by Lauren Gard
A year ago, a junior at Castro Valley High was turned over to Child Protective Services by a mother the girl says could not handle her rebellious behavior. "...She did the only thing she knew that would give me a scare, that would force me to totally change my ways," Ashley Colomy writes in today's Daily Review. Instead of submitting, the girl ran away from home. When she came to school a week later, she was immediately "picked up by the police" and tossed in foster care. Finally an aunt took her in and gave her the kind of structure Colomy says she needs. It's not until the very end of the piece that she mentions that her parents are substance abusers: "two people who believe drugs and alcohol are their first priority, not their children." Salient little factoid, no?

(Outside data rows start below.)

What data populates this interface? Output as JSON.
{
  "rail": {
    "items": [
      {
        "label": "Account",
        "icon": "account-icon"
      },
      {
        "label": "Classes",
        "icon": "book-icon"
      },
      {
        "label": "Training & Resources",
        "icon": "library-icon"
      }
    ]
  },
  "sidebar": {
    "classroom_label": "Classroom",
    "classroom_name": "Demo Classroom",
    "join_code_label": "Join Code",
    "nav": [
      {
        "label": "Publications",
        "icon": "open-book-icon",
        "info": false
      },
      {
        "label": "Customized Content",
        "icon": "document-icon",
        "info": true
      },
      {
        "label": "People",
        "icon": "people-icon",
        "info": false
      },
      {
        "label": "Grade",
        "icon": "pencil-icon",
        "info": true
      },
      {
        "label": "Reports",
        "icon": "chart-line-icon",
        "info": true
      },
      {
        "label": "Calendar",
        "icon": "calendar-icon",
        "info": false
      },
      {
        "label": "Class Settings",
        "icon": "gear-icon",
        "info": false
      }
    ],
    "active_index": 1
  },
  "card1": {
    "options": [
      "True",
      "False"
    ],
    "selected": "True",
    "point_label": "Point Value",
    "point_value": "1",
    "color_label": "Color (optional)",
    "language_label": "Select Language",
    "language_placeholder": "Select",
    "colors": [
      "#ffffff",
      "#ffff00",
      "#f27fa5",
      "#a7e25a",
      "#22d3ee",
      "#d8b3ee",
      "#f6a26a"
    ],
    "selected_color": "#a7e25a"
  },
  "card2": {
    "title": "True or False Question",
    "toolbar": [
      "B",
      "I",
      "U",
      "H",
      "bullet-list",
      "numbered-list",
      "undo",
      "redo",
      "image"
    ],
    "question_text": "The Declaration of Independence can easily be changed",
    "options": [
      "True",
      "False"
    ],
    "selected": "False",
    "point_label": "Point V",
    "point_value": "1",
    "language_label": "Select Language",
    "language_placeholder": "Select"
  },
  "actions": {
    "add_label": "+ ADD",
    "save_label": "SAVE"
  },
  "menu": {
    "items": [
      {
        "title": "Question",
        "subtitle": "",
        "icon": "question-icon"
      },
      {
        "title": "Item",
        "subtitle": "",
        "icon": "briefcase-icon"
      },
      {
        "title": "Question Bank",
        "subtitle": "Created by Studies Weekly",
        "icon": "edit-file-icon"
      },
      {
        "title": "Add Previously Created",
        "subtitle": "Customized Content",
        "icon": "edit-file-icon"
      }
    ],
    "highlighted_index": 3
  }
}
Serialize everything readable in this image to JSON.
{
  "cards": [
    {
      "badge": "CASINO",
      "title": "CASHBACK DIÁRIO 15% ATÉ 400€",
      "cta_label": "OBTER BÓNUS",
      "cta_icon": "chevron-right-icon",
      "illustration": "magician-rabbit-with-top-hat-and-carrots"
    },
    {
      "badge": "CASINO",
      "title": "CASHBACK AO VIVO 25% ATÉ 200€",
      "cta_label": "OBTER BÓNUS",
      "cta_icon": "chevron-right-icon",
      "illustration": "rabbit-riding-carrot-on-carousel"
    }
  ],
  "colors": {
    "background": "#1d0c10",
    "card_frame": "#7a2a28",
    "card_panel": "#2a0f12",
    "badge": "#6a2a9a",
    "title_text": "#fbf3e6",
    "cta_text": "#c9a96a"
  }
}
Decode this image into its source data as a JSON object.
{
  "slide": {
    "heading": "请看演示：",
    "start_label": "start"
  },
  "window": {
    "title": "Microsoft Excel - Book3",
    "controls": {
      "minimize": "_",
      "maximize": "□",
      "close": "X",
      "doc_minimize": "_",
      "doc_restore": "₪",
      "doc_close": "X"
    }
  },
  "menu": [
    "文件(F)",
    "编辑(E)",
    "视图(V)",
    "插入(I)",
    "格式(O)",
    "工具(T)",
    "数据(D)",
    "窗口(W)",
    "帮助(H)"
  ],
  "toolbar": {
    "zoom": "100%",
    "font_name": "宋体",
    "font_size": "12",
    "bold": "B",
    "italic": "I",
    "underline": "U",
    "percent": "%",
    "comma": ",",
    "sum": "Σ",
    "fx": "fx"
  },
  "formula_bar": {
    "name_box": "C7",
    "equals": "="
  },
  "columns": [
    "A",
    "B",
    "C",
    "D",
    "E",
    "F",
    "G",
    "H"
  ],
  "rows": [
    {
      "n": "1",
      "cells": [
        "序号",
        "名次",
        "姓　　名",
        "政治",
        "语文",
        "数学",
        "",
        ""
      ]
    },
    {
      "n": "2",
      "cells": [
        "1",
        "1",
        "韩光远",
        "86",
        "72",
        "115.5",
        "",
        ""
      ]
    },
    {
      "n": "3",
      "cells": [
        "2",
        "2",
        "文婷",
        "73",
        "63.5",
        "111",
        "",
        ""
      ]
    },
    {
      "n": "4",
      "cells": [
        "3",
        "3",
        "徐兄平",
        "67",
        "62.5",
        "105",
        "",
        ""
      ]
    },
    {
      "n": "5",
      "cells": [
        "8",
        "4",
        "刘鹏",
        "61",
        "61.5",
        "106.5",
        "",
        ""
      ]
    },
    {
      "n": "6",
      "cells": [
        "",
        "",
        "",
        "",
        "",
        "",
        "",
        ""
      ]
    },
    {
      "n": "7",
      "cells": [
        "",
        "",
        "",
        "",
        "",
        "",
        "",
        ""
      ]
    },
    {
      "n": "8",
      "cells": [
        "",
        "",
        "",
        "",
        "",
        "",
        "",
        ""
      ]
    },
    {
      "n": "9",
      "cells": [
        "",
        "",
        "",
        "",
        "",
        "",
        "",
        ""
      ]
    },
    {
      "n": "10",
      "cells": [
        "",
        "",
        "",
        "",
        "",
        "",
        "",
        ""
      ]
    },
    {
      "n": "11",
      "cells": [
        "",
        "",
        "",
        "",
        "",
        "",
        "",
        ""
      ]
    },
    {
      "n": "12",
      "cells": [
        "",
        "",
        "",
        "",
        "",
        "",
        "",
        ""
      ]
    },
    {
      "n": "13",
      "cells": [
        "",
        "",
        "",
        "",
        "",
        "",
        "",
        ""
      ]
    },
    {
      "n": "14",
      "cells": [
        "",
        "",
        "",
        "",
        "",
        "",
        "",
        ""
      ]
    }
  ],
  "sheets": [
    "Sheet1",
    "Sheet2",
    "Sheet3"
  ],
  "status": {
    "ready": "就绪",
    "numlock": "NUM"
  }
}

Hats off to the Review ï¿½ the mainstream media should publish essays by teenagers and other marginalized groups far more often. But this piece is so muddled that it appears it went to press without an editor even giving it a once-over. Colomy blames only herself. She completely fails to address how her parents' addictions have influenced her self-described "life was one big party" attitude, much less her life as a whole. Nor does she suggest that perhaps her mother might have called county services to get help for herself, rather than asking Child Protective Services to cart off her daughter. (Indeed, a mention of how kids with drug addicted parents can find help might be helpful here.) Colomy wraps up the piece by thanking her parents "for letting me spread my wings." Every intoxicated parent should be so kind.